## What you need to do:
Should any entry seem unclear, still set it down exactly as given, along with all the others.

## Data for review:

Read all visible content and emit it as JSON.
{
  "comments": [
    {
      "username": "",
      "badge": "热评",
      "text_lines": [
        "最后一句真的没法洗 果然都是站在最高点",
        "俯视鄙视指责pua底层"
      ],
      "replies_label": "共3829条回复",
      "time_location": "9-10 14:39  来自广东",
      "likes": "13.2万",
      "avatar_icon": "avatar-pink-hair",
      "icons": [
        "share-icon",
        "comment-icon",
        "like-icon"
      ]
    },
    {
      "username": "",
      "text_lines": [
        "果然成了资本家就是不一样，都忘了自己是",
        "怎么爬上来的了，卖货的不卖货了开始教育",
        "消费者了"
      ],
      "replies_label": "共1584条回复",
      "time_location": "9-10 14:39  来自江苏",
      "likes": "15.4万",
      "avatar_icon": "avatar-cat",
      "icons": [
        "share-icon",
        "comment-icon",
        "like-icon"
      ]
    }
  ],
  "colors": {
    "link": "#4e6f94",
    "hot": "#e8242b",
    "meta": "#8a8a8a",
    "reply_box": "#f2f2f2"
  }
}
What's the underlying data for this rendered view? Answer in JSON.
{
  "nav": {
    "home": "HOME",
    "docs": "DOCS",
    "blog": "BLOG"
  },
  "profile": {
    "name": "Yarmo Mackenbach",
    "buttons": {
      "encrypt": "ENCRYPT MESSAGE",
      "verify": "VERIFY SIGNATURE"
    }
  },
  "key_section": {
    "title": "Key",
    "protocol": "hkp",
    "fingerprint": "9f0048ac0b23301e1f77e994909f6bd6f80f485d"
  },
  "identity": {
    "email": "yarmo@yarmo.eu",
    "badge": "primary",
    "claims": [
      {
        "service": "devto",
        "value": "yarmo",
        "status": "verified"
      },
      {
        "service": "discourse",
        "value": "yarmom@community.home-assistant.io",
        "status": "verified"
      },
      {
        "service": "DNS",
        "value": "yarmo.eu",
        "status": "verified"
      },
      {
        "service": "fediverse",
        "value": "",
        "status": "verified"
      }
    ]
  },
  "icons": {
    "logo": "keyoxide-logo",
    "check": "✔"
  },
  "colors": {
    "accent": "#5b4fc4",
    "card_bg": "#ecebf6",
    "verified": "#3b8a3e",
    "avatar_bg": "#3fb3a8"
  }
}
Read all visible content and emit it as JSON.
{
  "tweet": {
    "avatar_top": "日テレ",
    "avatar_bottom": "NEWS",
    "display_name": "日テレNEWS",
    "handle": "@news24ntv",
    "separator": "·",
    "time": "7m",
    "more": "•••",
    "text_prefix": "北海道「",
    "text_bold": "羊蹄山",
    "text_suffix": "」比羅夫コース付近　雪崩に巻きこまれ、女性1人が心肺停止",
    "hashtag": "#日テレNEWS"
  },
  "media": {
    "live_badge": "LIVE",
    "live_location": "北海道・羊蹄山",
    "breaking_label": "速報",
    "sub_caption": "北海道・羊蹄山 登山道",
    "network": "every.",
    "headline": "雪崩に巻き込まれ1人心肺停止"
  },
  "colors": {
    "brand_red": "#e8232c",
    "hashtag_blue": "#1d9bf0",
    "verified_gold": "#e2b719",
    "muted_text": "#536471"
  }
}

## Solution to this problem:
Read all visible content and emit it as JSON.
{
  "comments": [
    {
      "username": "",
      "badge": "热评",
      "text_lines": [
        "最后一句真的没法洗 果然都是站在最高点",
        "俯视鄙视指责pua底层"
      ],
      "replies_label": "共3829条回复",
      "time_location": "9-10 14:39  来自广东",
      "likes": "13.2万",
      "avatar_icon": "avatar-pink-hair",
      "icons": [
        "share-icon",
        "comment-icon",
        "like-icon"
      ]
    },
    {
      "username": "",
      "text_lines": [
        "果然成了资本家就是不一样，都忘了自己是",
        "怎么爬上来的了，卖货的不卖货了开始教育",
        "消费者了"
      ],
      "replies_label": "共1584条回复",
      "time_location": "9-10 14:39  来自江苏",
      "likes": "15.4万",
      "avatar_icon": "avatar-cat",
      "icons": [
        "share-icon",
        "comment-icon",
        "like-icon"
      ]
    }
  ],
  "colors": {
    "link": "#4e6f94",
    "hot": "#e8242b",
    "meta": "#8a8a8a",
    "reply_box": "#f2f2f2"
  }
}
What's the underlying data for this rendered view? Answer in JSON.
{
  "nav": {
    "home": "HOME",
    "docs": "DOCS",
    "blog": "BLOG"
  },
  "profile": {
    "name": "Yarmo Mackenbach",
    "buttons": {
      "encrypt": "ENCRYPT MESSAGE",
      "verify": "VERIFY SIGNATURE"
    }
  },
  "key_section": {
    "title": "Key",
    "protocol": "hkp",
    "fingerprint": "9f0048ac0b23301e1f77e994909f6bd6f80f485d"
  },
  "identity": {
    "email": "yarmo@yarmo.eu",
    "badge": "primary",
    "claims": [
      {
        "service": "devto",
        "value": "yarmo",
        "status": "verified"
      },
      {
        "service": "discourse",
        "value": "yarmom@community.home-assistant.io",
        "status": "verified"
      },
      {
        "service": "DNS",
        "value": "yarmo.eu",
        "status": "verified"
      },
      {
        "service": "fediverse",
        "value": "",
        "status": "verified"
      }
    ]
  },
  "icons": {
    "logo": "keyoxide-logo",
    "check": "✔"
  },
  "colors": {
    "accent": "#5b4fc4",
    "card_bg": "#ecebf6",
    "verified": "#3b8a3e",
    "avatar_bg": "#3fb3a8"
  }
}
Read all visible content and emit it as JSON.
{
  "tweet": {
    "avatar_top": "日テレ",
    "avatar_bottom": "NEWS",
    "display_name": "日テレNEWS",
    "handle": "@news24ntv",
    "separator": "·",
    "time": "7m",
    "more": "•••",
    "text_prefix": "北海道「",
    "text_bold": "羊蹄山",
    "text_suffix": "」比羅夫コース付近　雪崩に巻きこまれ、女性1人が心肺停止",
    "hashtag": "#日テレNEWS"
  },
  "media": {
    "live_badge": "LIVE",
    "live_location": "北海道・羊蹄山",
    "breaking_label": "速報",
    "sub_caption": "北海道・羊蹄山 登山道",
    "network": "every.",
    "headline": "雪崩に巻き込まれ1人心肺停止"
  },
  "colors": {
    "brand_red": "#e8232c",
    "hashtag_blue": "#1d9bf0",
    "verified_gold": "#e2b719",
    "muted_text": "#536471"
  }
}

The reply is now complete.